Entries from a dataset of interfaces
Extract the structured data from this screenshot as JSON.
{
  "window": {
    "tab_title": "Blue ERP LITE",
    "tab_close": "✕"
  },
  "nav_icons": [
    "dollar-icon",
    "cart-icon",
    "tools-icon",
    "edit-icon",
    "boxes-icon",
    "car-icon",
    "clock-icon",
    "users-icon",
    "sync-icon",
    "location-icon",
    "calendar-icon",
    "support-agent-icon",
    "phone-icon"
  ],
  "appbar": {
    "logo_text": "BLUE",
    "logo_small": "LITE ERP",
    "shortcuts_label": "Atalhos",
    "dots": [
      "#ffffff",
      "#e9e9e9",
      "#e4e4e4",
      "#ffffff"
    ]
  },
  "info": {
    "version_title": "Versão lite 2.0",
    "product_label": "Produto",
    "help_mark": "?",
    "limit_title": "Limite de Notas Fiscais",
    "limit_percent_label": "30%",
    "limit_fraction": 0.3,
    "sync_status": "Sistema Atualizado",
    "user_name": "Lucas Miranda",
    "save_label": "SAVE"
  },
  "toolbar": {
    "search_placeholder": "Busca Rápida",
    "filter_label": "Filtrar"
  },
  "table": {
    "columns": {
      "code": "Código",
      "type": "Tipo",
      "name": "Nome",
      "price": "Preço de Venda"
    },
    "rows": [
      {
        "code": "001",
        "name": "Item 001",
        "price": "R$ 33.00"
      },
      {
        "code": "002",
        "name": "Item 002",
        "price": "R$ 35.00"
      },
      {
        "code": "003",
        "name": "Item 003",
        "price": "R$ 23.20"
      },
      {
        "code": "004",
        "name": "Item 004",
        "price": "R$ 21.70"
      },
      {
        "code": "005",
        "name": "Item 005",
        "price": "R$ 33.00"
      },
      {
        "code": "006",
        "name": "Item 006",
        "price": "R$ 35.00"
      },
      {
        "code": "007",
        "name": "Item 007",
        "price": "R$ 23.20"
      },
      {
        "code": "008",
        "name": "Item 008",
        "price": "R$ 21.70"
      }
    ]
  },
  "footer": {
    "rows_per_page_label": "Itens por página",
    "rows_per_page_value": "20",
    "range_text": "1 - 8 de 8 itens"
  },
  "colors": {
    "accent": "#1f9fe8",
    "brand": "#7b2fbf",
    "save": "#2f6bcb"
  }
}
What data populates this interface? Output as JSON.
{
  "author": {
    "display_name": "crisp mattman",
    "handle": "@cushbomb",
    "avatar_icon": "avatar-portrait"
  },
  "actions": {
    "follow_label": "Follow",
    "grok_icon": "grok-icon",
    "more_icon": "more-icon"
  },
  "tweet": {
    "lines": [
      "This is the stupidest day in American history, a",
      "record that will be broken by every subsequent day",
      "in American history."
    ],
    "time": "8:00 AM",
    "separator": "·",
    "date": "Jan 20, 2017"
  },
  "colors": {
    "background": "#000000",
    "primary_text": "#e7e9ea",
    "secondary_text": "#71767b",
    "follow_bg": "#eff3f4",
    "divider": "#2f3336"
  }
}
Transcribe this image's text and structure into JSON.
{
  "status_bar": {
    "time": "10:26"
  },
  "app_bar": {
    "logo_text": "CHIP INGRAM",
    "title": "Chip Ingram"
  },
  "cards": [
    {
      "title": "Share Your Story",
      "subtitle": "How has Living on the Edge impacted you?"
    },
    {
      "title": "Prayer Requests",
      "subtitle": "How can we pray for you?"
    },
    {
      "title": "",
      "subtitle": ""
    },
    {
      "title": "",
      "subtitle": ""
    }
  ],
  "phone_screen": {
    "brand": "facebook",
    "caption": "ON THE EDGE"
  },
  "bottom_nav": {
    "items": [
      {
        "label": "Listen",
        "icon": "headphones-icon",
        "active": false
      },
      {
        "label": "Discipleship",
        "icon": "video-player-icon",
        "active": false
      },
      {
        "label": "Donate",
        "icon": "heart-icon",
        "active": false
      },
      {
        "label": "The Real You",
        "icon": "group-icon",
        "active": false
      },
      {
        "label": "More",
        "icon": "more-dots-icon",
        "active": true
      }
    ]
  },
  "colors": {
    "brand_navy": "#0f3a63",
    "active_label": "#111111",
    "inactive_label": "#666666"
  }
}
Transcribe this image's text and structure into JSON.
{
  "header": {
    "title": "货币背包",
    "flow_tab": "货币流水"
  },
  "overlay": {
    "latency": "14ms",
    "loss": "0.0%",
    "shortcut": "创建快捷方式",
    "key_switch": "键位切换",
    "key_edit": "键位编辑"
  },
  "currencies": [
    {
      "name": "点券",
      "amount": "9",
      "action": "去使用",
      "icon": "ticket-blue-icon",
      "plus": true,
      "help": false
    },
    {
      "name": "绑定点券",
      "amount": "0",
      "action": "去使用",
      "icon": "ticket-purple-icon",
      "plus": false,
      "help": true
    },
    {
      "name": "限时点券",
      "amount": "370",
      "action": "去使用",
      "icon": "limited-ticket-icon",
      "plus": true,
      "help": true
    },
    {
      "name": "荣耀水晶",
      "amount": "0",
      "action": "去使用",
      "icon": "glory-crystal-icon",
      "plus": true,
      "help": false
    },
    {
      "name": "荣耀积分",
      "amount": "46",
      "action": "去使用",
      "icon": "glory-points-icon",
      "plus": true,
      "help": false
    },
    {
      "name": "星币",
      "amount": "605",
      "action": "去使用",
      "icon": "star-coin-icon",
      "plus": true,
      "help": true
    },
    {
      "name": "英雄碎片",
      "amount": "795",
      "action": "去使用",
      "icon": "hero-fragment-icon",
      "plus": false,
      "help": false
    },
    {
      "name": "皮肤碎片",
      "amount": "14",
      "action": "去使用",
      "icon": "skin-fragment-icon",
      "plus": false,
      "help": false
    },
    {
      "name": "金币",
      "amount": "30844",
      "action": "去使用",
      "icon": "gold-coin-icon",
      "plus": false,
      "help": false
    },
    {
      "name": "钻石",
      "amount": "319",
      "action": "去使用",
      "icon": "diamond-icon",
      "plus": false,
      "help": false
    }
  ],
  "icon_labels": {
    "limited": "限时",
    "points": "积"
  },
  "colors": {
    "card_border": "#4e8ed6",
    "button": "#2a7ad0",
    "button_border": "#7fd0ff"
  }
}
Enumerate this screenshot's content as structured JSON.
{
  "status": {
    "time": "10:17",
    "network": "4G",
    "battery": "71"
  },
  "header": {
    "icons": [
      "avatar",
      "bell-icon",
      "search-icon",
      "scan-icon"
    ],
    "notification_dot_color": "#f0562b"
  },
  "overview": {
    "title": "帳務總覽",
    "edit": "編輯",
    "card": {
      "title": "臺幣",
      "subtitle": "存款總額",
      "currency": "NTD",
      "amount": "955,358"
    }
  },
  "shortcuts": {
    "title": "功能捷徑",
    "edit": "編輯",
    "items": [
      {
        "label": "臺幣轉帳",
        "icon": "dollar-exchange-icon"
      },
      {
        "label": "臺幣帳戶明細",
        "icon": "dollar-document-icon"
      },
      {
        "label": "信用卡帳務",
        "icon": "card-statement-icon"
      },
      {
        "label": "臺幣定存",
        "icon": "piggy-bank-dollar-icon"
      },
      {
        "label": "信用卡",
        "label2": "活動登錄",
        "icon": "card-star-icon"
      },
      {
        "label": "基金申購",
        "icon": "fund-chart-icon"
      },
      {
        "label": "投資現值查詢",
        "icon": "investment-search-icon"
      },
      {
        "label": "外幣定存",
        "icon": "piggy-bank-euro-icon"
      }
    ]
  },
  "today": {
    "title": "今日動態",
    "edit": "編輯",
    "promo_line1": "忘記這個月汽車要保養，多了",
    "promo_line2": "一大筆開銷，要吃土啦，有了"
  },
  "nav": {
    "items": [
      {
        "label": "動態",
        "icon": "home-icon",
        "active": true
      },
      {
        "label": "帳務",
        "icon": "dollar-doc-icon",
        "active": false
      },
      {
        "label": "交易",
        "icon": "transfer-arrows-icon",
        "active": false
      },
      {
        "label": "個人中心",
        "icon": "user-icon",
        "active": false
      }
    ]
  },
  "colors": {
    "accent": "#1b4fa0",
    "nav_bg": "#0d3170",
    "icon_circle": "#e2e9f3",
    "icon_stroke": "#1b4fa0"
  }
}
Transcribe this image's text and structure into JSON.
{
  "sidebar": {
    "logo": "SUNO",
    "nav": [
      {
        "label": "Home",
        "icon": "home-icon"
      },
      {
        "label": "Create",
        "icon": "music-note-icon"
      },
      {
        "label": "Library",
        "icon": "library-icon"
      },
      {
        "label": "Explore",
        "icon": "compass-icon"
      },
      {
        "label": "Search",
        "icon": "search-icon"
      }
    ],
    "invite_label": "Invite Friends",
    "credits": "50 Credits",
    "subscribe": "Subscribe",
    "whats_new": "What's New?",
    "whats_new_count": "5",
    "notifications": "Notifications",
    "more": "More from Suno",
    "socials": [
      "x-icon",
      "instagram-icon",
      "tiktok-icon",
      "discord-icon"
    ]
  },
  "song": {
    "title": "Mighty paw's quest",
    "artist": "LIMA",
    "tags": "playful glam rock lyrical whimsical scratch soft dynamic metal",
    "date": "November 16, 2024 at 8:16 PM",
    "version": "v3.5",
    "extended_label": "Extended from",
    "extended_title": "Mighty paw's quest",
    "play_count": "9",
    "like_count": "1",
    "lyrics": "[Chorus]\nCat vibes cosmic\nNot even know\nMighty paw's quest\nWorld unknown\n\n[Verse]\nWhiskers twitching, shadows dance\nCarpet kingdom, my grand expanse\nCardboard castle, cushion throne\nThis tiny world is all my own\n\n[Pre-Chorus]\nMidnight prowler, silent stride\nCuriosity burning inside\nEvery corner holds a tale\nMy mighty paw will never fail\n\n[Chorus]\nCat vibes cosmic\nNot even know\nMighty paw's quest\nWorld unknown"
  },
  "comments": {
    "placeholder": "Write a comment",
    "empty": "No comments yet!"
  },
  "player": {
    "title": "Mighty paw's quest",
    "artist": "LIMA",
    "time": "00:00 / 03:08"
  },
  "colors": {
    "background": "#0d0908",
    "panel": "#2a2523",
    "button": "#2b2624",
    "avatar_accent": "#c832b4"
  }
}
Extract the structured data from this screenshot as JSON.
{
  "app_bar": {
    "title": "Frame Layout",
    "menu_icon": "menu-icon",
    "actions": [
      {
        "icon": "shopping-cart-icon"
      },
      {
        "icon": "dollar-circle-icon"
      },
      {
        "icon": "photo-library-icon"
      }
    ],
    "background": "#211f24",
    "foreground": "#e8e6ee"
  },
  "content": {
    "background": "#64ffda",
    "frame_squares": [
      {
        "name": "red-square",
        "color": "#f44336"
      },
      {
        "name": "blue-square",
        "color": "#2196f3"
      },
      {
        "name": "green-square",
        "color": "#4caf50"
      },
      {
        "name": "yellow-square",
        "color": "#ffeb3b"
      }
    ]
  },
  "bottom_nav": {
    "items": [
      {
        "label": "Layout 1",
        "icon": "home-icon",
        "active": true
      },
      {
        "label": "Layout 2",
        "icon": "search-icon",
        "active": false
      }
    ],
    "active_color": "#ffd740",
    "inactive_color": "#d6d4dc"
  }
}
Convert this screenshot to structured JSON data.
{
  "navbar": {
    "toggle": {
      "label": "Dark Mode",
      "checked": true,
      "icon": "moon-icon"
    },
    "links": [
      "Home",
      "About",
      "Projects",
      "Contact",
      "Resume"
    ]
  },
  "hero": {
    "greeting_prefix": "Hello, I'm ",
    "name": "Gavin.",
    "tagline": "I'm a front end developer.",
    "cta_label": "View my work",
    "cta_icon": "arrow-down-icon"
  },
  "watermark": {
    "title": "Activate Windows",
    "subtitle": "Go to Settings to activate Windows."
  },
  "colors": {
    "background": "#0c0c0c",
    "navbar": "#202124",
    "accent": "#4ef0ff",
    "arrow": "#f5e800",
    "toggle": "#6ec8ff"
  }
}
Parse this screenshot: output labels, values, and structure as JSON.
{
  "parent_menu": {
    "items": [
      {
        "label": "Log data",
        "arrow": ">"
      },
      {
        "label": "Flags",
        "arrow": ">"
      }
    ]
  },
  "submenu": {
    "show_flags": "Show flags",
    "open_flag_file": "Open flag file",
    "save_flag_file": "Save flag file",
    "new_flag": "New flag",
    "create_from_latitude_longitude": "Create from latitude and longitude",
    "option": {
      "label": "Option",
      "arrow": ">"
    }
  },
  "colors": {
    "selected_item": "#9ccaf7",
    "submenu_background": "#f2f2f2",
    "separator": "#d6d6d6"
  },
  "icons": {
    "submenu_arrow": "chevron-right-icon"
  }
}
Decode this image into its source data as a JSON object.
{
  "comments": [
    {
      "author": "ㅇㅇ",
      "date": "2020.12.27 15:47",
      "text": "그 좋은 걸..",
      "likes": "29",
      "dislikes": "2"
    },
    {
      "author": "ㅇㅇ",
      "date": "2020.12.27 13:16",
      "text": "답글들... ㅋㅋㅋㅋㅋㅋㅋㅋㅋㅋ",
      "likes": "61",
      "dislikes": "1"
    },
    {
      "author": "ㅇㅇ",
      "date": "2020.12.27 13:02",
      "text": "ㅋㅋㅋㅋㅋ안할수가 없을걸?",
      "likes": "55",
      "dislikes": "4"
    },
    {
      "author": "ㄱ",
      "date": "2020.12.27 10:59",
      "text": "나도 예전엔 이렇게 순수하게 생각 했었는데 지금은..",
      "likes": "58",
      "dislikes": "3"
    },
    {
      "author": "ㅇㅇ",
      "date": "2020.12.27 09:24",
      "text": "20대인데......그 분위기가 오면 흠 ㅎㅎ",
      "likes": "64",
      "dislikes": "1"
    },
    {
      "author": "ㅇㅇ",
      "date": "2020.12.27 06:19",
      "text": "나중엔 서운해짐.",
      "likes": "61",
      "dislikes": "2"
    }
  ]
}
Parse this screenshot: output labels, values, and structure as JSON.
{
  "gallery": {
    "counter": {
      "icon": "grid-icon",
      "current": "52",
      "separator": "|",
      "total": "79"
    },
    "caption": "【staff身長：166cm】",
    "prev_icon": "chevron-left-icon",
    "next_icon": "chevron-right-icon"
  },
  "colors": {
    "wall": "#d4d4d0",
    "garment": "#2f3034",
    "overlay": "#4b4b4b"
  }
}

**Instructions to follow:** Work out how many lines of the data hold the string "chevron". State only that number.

**Response:** 3